[Stored items]
++++++

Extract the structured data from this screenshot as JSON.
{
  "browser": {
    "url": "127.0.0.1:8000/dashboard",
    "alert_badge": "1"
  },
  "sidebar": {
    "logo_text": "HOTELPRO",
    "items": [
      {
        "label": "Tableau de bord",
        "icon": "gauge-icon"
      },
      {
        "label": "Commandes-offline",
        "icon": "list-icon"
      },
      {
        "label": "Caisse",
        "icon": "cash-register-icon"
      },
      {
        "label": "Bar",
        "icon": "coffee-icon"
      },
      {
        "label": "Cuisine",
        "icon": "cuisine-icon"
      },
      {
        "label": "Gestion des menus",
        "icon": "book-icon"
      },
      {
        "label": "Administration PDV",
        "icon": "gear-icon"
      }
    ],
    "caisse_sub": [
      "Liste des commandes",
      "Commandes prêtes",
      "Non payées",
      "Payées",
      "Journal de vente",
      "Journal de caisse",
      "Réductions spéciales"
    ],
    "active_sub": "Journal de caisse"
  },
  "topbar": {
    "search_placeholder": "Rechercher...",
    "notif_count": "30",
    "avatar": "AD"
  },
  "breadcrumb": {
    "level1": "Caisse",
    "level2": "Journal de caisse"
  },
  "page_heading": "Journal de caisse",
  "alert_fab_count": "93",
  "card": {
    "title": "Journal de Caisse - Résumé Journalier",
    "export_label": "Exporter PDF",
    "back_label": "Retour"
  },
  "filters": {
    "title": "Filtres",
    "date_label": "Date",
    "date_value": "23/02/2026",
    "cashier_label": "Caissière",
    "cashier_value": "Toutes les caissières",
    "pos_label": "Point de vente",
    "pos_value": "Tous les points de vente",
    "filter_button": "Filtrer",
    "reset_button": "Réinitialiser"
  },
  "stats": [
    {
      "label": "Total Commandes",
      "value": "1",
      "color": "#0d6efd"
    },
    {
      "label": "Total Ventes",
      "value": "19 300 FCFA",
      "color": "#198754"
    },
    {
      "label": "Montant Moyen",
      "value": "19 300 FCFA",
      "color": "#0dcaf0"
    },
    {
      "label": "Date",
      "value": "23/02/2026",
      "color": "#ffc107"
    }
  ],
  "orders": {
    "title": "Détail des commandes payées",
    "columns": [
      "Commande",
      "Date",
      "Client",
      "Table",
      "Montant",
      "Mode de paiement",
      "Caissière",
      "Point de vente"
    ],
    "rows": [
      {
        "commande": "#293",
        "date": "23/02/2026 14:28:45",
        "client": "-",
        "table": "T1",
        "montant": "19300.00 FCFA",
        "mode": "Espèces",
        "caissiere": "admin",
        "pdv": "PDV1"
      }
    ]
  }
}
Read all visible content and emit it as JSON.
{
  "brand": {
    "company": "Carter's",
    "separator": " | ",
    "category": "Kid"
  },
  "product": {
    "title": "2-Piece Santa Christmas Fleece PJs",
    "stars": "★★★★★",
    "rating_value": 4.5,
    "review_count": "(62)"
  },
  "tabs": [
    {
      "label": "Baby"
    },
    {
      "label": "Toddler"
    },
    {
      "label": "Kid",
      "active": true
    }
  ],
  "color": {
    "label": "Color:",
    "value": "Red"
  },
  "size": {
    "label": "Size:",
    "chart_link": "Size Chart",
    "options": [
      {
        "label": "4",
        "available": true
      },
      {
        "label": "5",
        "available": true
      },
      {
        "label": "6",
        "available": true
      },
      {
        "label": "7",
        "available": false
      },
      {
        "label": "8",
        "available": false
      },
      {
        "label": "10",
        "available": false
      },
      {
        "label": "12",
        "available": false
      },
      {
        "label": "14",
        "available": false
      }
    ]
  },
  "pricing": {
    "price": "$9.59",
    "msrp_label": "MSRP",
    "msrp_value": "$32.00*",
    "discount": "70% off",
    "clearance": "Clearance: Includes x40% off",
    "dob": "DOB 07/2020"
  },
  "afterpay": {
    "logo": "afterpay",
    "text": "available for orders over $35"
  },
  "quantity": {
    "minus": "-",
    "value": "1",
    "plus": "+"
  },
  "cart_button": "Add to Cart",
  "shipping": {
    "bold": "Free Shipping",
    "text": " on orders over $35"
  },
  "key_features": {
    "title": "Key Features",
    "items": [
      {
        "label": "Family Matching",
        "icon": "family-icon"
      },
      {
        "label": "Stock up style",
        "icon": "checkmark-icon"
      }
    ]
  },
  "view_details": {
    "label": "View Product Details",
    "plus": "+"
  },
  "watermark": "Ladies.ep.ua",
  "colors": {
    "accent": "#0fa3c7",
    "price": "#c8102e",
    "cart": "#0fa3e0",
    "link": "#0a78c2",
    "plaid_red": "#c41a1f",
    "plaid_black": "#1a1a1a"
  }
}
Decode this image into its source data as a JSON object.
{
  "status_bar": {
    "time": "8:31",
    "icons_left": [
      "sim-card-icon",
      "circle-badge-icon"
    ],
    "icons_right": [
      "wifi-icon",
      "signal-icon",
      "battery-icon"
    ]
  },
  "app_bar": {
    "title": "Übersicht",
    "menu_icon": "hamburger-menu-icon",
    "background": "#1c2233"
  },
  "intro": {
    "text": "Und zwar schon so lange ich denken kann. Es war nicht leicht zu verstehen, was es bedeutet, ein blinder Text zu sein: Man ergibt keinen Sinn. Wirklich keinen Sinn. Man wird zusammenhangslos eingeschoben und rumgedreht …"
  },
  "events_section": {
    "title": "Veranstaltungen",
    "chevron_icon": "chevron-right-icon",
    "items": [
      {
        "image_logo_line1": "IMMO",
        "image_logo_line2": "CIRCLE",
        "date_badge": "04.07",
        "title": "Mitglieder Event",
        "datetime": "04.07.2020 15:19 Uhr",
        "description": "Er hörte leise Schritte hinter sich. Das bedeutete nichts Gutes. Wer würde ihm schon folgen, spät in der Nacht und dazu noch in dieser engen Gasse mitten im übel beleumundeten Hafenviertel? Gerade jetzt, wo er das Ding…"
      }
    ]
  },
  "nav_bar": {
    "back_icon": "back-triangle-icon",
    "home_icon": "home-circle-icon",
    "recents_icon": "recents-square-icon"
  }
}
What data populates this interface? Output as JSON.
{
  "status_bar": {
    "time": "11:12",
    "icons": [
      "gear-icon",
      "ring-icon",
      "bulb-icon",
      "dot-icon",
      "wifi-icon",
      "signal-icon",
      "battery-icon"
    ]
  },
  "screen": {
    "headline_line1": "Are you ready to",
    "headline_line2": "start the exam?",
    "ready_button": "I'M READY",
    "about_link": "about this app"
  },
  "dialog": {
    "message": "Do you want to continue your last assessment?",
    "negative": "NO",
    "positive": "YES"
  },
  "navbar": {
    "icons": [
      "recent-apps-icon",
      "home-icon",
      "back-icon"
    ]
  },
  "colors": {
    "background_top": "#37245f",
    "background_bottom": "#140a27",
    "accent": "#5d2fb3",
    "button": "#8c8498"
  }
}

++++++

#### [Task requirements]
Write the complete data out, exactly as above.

#### [Result of the exercise]
Extract the structured data from this screenshot as JSON.
{
  "browser": {
    "url": "127.0.0.1:8000/dashboard",
    "alert_badge": "1"
  },
  "sidebar": {
    "logo_text": "HOTELPRO",
    "items": [
      {
        "label": "Tableau de bord",
        "icon": "gauge-icon"
      },
      {
        "label": "Commandes-offline",
        "icon": "list-icon"
      },
      {
        "label": "Caisse",
        "icon": "cash-register-icon"
      },
      {
        "label": "Bar",
        "icon": "coffee-icon"
      },
      {
        "label": "Cuisine",
        "icon": "cuisine-icon"
      },
      {
        "label": "Gestion des menus",
        "icon": "book-icon"
      },
      {
        "label": "Administration PDV",
        "icon": "gear-icon"
      }
    ],
    "caisse_sub": [
      "Liste des commandes",
      "Commandes prêtes",
      "Non payées",
      "Payées",
      "Journal de vente",
      "Journal de caisse",
      "Réductions spéciales"
    ],
    "active_sub": "Journal de caisse"
  },
  "topbar": {
    "search_placeholder": "Rechercher...",
    "notif_count": "30",
    "avatar": "AD"
  },
  "breadcrumb": {
    "level1": "Caisse",
    "level2": "Journal de caisse"
  },
  "page_heading": "Journal de caisse",
  "alert_fab_count": "93",
  "card": {
    "title": "Journal de Caisse - Résumé Journalier",
    "export_label": "Exporter PDF",
    "back_label": "Retour"
  },
  "filters": {
    "title": "Filtres",
    "date_label": "Date",
    "date_value": "23/02/2026",
    "cashier_label": "Caissière",
    "cashier_value": "Toutes les caissières",
    "pos_label": "Point de vente",
    "pos_value": "Tous les points de vente",
    "filter_button": "Filtrer",
    "reset_button": "Réinitialiser"
  },
  "stats": [
    {
      "label": "Total Commandes",
      "value": "1",
      "color": "#0d6efd"
    },
    {
      "label": "Total Ventes",
      "value": "19 300 FCFA",
      "color": "#198754"
    },
    {
      "label": "Montant Moyen",
      "value": "19 300 FCFA",
      "color": "#0dcaf0"
    },
    {
      "label": "Date",
      "value": "23/02/2026",
      "color": "#ffc107"
    }
  ],
  "orders": {
    "title": "Détail des commandes payées",
    "columns": [
      "Commande",
      "Date",
      "Client",
      "Table",
      "Montant",
      "Mode de paiement",
      "Caissière",
      "Point de vente"
    ],
    "rows": [
      {
        "commande": "#293",
        "date": "23/02/2026 14:28:45",
        "client": "-",
        "table": "T1",
        "montant": "19300.00 FCFA",
        "mode": "Espèces",
        "caissiere": "admin",
        "pdv": "PDV1"
      }
    ]
  }
}
Read all visible content and emit it as JSON.
{
  "brand": {
    "company": "Carter's",
    "separator": " | ",
    "category": "Kid"
  },
  "product": {
    "title": "2-Piece Santa Christmas Fleece PJs",
    "stars": "★★★★★",
    "rating_value": 4.5,
    "review_count": "(62)"
  },
  "tabs": [
    {
      "label": "Baby"
    },
    {
      "label": "Toddler"
    },
    {
      "label": "Kid",
      "active": true
    }
  ],
  "color": {
    "label": "Color:",
    "value": "Red"
  },
  "size": {
    "label": "Size:",
    "chart_link": "Size Chart",
    "options": [
      {
        "label": "4",
        "available": true
      },
      {
        "label": "5",
        "available": true
      },
      {
        "label": "6",
        "available": true
      },
      {
        "label": "7",
        "available": false
      },
      {
        "label": "8",
        "available": false
      },
      {
        "label": "10",
        "available": false
      },
      {
        "label": "12",
        "available": false
      },
      {
        "label": "14",
        "available": false
      }
    ]
  },
  "pricing": {
    "price": "$9.59",
    "msrp_label": "MSRP",
    "msrp_value": "$32.00*",
    "discount": "70% off",
    "clearance": "Clearance: Includes x40% off",
    "dob": "DOB 07/2020"
  },
  "afterpay": {
    "logo": "afterpay",
    "text": "available for orders over $35"
  },
  "quantity": {
    "minus": "-",
    "value": "1",
    "plus": "+"
  },
  "cart_button": "Add to Cart",
  "shipping": {
    "bold": "Free Shipping",
    "text": " on orders over $35"
  },
  "key_features": {
    "title": "Key Features",
    "items": [
      {
        "label": "Family Matching",
        "icon": "family-icon"
      },
      {
        "label": "Stock up style",
        "icon": "checkmark-icon"
      }
    ]
  },
  "view_details": {
    "label": "View Product Details",
    "plus": "+"
  },
  "watermark": "Ladies.ep.ua",
  "colors": {
    "accent": "#0fa3c7",
    "price": "#c8102e",
    "cart": "#0fa3e0",
    "link": "#0a78c2",
    "plaid_red": "#c41a1f",
    "plaid_black": "#1a1a1a"
  }
}
Decode this image into its source data as a JSON object.
{
  "status_bar": {
    "time": "8:31",
    "icons_left": [
      "sim-card-icon",
      "circle-badge-icon"
    ],
    "icons_right": [
      "wifi-icon",
      "signal-icon",
      "battery-icon"
    ]
  },
  "app_bar": {
    "title": "Übersicht",
    "menu_icon": "hamburger-menu-icon",
    "background": "#1c2233"
  },
  "intro": {
    "text": "Und zwar schon so lange ich denken kann. Es war nicht leicht zu verstehen, was es bedeutet, ein blinder Text zu sein: Man ergibt keinen Sinn. Wirklich keinen Sinn. Man wird zusammenhangslos eingeschoben und rumgedreht …"
  },
  "events_section": {
    "title": "Veranstaltungen",
    "chevron_icon": "chevron-right-icon",
    "items": [
      {
        "image_logo_line1": "IMMO",
        "image_logo_line2": "CIRCLE",
        "date_badge": "04.07",
        "title": "Mitglieder Event",
        "datetime": "04.07.2020 15:19 Uhr",
        "description": "Er hörte leise Schritte hinter sich. Das bedeutete nichts Gutes. Wer würde ihm schon folgen, spät in der Nacht und dazu noch in dieser engen Gasse mitten im übel beleumundeten Hafenviertel? Gerade jetzt, wo er das Ding…"
      }
    ]
  },
  "nav_bar": {
    "back_icon": "back-triangle-icon",
    "home_icon": "home-circle-icon",
    "recents_icon": "recents-square-icon"
  }
}
What data populates this interface? Output as JSON.
{
  "status_bar": {
    "time": "11:12",
    "icons": [
      "gear-icon",
      "ring-icon",
      "bulb-icon",
      "dot-icon",
      "wifi-icon",
      "signal-icon",
      "battery-icon"
    ]
  },
  "screen": {
    "headline_line1": "Are you ready to",
    "headline_line2": "start the exam?",
    "ready_button": "I'M READY",
    "about_link": "about this app"
  },
  "dialog": {
    "message": "Do you want to continue your last assessment?",
    "negative": "NO",
    "positive": "YES"
  },
  "navbar": {
    "icons": [
      "recent-apps-icon",
      "home-icon",
      "back-icon"
    ]
  },
  "colors": {
    "background_top": "#37245f",
    "background_bottom": "#140a27",
    "accent": "#5d2fb3",
    "button": "#8c8498"
  }
}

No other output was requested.